The Sunday Times assignment involved Arnold and Chatwin accompanying Gandhi for a month while she was on her election campaign. Gandhi was the daughter of Jawaharlal Nehru, who had become India’s first prime minister after the country gained independence in 1947. Educated with only mild success across various schools in England, Switzerland, and India, and often sickly as a child, the young Gandhi was popularly characterised as unintellectual, meek and compliant, a perception that only continued as she matured and began acting as something of an assistant and hostess to her father and his colleagues. However, Indira broke expectations when she became Prime Minister 1966 and proved herself to be a hugely forceful, often controversial leader, who rose to a near dizzying level of popularity after guiding India to victory over Pakistan in the Bangladesh war, and later used instances of unrest and political upheaval to grant herself even more power. Arnold and Chatwin’s visit to her tour came a year after she lost a general election after eleven years in office, and she was already regaining popularity. She would be re-elected in 1980. The personal insecurity observed in her early years may have ended up becoming her biggest downfall as a leader, as it appeared to develop into an almost paranoid clinging to control the longer she stayed in power. After resorting to drastically violent means, her attempted suppression of a Sikh separatist movement resulted in great and widespread bloodshed, and she was assassinated by her own Sikh bodyguards in 1984.

 

Indira Gandhi about to make a political speech in Uttar Pradesh. © Eve Arnold/Magnum Photos.

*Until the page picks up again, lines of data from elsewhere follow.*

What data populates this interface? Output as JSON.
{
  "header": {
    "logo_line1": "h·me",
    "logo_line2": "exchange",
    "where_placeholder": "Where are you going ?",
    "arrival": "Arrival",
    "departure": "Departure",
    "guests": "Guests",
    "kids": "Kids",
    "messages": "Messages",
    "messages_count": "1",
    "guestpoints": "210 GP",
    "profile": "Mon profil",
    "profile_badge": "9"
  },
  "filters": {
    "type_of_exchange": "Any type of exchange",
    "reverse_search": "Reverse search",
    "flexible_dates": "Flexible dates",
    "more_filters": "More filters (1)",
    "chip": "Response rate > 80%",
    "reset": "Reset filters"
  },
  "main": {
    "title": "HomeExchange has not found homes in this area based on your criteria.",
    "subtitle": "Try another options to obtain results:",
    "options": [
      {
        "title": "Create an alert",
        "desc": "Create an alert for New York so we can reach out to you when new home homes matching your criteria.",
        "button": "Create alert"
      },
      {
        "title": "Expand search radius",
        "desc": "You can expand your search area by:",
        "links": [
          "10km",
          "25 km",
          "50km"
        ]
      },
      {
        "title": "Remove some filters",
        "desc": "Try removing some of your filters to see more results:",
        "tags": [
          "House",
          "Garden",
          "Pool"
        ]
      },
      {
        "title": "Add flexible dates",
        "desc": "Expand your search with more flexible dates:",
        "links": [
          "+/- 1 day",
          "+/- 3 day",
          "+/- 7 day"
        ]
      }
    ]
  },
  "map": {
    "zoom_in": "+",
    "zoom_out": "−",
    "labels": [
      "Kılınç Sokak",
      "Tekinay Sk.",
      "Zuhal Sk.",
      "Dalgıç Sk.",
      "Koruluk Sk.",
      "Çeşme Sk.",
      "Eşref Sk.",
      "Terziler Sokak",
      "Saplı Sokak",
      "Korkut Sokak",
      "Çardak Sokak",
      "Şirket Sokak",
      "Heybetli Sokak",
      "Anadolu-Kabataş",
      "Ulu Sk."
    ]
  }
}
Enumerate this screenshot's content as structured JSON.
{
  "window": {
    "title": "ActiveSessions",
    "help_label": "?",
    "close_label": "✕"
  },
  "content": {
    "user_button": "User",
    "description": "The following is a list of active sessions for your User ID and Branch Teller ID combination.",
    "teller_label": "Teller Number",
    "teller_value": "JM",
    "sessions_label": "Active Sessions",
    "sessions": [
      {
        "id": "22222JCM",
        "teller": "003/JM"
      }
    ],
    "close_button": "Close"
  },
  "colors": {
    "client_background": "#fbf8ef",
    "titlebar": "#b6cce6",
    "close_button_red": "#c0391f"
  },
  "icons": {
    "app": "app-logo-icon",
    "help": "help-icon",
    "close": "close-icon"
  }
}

And so this book, an important and enthralling text in its own right, becomes a rather curious and unexpected but also historically staggering artefact capturing a brief moment in time in which three hugely significant, wildly different figures; the irrepressible, rakish explorer-cum-writer; the sensitive, insightful photojournalist; and the shockingly powerful, steely, yet troubled political leader; became travelling companions.